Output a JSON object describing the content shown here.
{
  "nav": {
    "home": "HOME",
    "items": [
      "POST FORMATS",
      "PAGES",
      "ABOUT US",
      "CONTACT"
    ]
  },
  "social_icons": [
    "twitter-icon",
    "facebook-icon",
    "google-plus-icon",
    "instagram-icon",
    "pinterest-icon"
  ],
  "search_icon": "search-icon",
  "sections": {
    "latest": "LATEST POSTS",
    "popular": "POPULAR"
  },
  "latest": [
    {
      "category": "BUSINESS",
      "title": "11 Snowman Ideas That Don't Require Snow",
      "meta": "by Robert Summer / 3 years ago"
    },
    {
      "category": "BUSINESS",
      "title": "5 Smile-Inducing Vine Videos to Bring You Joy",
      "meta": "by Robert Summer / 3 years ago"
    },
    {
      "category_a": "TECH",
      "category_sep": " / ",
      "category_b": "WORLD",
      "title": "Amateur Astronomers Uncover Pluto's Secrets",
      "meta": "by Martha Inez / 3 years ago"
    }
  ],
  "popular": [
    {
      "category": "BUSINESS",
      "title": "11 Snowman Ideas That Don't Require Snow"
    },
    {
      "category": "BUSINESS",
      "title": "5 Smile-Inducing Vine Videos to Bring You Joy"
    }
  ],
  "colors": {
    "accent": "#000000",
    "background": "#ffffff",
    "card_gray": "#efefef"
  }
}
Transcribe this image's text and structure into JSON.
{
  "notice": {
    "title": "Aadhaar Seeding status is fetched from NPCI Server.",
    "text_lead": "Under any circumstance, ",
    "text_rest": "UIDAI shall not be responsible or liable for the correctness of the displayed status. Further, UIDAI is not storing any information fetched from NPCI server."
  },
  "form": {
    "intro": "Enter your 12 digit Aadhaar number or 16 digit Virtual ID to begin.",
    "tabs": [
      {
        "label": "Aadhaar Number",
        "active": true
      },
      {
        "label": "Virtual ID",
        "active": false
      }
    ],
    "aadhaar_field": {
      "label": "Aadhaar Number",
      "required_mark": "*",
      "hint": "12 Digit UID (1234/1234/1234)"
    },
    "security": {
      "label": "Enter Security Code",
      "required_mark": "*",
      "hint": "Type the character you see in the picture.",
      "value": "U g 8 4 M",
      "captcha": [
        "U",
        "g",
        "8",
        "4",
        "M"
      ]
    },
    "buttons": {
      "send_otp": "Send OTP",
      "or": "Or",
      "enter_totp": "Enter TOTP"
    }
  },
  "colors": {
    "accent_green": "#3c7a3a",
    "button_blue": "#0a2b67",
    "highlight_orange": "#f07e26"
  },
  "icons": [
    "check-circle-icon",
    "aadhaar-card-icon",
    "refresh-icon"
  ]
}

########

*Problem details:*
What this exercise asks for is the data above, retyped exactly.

*Solution to the exercise:*
Output a JSON object describing the content shown here.
{
  "nav": {
    "home": "HOME",
    "items": [
      "POST FORMATS",
      "PAGES",
      "ABOUT US",
      "CONTACT"
    ]
  },
  "social_icons": [
    "twitter-icon",
    "facebook-icon",
    "google-plus-icon",
    "instagram-icon",
    "pinterest-icon"
  ],
  "search_icon": "search-icon",
  "sections": {
    "latest": "LATEST POSTS",
    "popular": "POPULAR"
  },
  "latest": [
    {
      "category": "BUSINESS",
      "title": "11 Snowman Ideas That Don't Require Snow",
      "meta": "by Robert Summer / 3 years ago"
    },
    {
      "category": "BUSINESS",
      "title": "5 Smile-Inducing Vine Videos to Bring You Joy",
      "meta": "by Robert Summer / 3 years ago"
    },
    {
      "category_a": "TECH",
      "category_sep": " / ",
      "category_b": "WORLD",
      "title": "Amateur Astronomers Uncover Pluto's Secrets",
      "meta": "by Martha Inez / 3 years ago"
    }
  ],
  "popular": [
    {
      "category": "BUSINESS",
      "title": "11 Snowman Ideas That Don't Require Snow"
    },
    {
      "category": "BUSINESS",
      "title": "5 Smile-Inducing Vine Videos to Bring You Joy"
    }
  ],
  "colors": {
    "accent": "#000000",
    "background": "#ffffff",
    "card_gray": "#efefef"
  }
}
Transcribe this image's text and structure into JSON.
{
  "notice": {
    "title": "Aadhaar Seeding status is fetched from NPCI Server.",
    "text_lead": "Under any circumstance, ",
    "text_rest": "UIDAI shall not be responsible or liable for the correctness of the displayed status. Further, UIDAI is not storing any information fetched from NPCI server."
  },
  "form": {
    "intro": "Enter your 12 digit Aadhaar number or 16 digit Virtual ID to begin.",
    "tabs": [
      {
        "label": "Aadhaar Number",
        "active": true
      },
      {
        "label": "Virtual ID",
        "active": false
      }
    ],
    "aadhaar_field": {
      "label": "Aadhaar Number",
      "required_mark": "*",
      "hint": "12 Digit UID (1234/1234/1234)"
    },
    "security": {
      "label": "Enter Security Code",
      "required_mark": "*",
      "hint": "Type the character you see in the picture.",
      "value": "U g 8 4 M",
      "captcha": [
        "U",
        "g",
        "8",
        "4",
        "M"
      ]
    },
    "buttons": {
      "send_otp": "Send OTP",
      "or": "Or",
      "enter_totp": "Enter TOTP"
    }
  },
  "colors": {
    "accent_green": "#3c7a3a",
    "button_blue": "#0a2b67",
    "highlight_orange": "#f07e26"
  },
  "icons": [
    "check-circle-icon",
    "aadhaar-card-icon",
    "refresh-icon"
  ]
}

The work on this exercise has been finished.